Category: Artists' Film International — Published:
Artists’ Film International is a collaborative project featuring film, video and animation from around the world. During 2020, works responding to the theme of language unfold across all 20 partner organisations. As our venues’ doors are temporarily shut, we are continuing to share exciting international work online for a limited period.
Below is a trailer for Lerato Shadi’s film Mabogo Dinku, which was selected by The Friends of Iziko South African National Gallery, Cape Town to be screened throughout April 2020.
Expressive hand movements accompany a folk song in a South African language. Some gestures are universally recognisable from waving and beckoning to pointing and halting. However, their full meaning along with the words of the song escapes us without subtitles. In Mabogo Dinku (2019), Lerato Shadi (b. South Africa) offers a take on the history of her people marginalised during the apartheid regime. By not translating her own language into English or another dominant European language, Shadi rejects the history of Western colonisation in South Africa and ensures the viewer listens to her mother tongue.

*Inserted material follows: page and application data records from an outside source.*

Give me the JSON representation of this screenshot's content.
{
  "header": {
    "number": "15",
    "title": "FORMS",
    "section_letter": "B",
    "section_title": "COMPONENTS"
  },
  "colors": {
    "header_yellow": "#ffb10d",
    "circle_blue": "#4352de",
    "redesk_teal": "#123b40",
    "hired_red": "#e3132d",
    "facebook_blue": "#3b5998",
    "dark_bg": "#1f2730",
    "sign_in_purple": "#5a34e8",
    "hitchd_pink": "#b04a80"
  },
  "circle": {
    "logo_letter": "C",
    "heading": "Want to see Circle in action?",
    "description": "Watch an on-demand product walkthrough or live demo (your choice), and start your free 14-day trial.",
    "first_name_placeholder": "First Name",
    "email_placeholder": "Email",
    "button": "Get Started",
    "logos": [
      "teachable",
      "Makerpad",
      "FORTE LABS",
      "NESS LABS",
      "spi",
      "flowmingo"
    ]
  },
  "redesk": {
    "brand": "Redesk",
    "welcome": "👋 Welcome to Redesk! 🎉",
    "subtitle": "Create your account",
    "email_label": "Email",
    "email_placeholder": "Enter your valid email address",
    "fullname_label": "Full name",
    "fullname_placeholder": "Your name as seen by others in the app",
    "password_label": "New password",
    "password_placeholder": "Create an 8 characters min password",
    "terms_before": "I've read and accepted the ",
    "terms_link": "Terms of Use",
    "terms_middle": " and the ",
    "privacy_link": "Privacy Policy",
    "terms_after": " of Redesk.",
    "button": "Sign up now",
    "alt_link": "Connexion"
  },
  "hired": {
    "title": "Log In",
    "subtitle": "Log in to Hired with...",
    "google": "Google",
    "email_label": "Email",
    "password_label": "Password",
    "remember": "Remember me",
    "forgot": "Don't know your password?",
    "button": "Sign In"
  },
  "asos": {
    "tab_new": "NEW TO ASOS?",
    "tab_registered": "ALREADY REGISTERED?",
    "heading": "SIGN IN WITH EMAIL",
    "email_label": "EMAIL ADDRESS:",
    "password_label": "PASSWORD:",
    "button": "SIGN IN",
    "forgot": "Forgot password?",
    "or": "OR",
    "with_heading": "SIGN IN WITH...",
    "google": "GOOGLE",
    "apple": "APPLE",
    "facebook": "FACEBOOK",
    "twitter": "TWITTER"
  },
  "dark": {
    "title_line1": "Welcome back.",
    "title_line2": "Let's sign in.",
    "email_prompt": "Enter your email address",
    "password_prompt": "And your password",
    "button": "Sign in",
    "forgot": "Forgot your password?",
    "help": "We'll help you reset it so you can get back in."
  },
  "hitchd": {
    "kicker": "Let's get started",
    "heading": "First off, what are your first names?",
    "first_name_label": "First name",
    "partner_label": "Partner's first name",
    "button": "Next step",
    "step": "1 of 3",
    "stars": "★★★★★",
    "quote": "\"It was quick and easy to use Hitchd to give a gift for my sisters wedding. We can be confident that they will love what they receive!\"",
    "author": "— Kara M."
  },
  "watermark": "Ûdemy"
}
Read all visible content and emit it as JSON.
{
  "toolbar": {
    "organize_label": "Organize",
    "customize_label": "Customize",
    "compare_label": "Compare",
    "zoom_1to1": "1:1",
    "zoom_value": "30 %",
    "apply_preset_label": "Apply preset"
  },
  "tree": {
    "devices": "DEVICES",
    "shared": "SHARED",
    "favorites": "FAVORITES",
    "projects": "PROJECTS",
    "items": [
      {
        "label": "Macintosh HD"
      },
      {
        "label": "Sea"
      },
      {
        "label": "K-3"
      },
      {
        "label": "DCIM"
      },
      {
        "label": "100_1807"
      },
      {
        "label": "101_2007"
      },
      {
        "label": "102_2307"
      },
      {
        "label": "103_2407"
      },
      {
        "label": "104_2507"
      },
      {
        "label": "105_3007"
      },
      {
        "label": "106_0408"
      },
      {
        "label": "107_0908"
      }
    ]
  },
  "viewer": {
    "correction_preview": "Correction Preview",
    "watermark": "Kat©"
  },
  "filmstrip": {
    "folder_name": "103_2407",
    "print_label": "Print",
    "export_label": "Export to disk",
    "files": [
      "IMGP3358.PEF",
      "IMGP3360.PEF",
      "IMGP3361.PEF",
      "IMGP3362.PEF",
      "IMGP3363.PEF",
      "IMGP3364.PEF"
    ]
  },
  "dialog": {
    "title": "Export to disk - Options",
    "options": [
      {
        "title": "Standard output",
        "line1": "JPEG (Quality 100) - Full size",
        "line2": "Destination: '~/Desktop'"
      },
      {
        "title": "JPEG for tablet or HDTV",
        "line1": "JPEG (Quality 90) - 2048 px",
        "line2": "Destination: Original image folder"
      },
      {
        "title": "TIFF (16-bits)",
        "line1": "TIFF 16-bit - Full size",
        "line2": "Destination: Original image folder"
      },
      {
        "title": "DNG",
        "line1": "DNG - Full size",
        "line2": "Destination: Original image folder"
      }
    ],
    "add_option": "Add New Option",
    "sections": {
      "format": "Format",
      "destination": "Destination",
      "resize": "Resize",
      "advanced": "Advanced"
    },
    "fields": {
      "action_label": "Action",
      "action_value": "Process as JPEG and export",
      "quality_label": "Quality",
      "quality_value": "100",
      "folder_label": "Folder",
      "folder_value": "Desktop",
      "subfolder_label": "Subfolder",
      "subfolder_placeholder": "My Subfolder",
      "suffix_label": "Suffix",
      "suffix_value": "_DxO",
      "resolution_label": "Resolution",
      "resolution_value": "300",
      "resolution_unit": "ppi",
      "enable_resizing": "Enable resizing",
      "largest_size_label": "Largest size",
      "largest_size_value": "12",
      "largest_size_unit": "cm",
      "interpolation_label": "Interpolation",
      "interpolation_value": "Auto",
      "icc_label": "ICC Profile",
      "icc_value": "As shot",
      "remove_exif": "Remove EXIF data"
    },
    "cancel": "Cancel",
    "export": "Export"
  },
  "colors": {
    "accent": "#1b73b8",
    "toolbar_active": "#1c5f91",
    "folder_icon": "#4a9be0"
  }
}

Lerato Shadi was born in Mahikeng, South Africa, and lives and works in Berlin. She graduated from the University of Johannesburg in 2006 and earned a MA in Spatial Strategies from the Weißensee Academy of Art in Berlin. Shadi works across video, performance and installation, often employing repetitive processes. Her work has been included in international exhibitions, most recently at the 14th Curitiba Biennal in Brazil; Zeitz MOCAA in Cape Town. She has been awarded the Alumni Dignitas Award of the University of Johannesburg in 2016, the Villa Romana Prize in 2018, and the Berliner Senat Arbeitsstipendium in 2019. Her work is in the collection of Tate, London, n.b.k. Videoforum, Berlin and Iziko South African National Gallery.
The Iziko South African National Gallery in Cape Town was established nearly 150 years ago and the national collection reflects that history, with works by Southern African artists and the diaspora and also artworks by British, Dutch and other international artists. The Friends of Iziko South African National Gallery, with its focus on public art engagement and fundraising, is pleased to be the curator of the AFI project, supported by the National Gallery.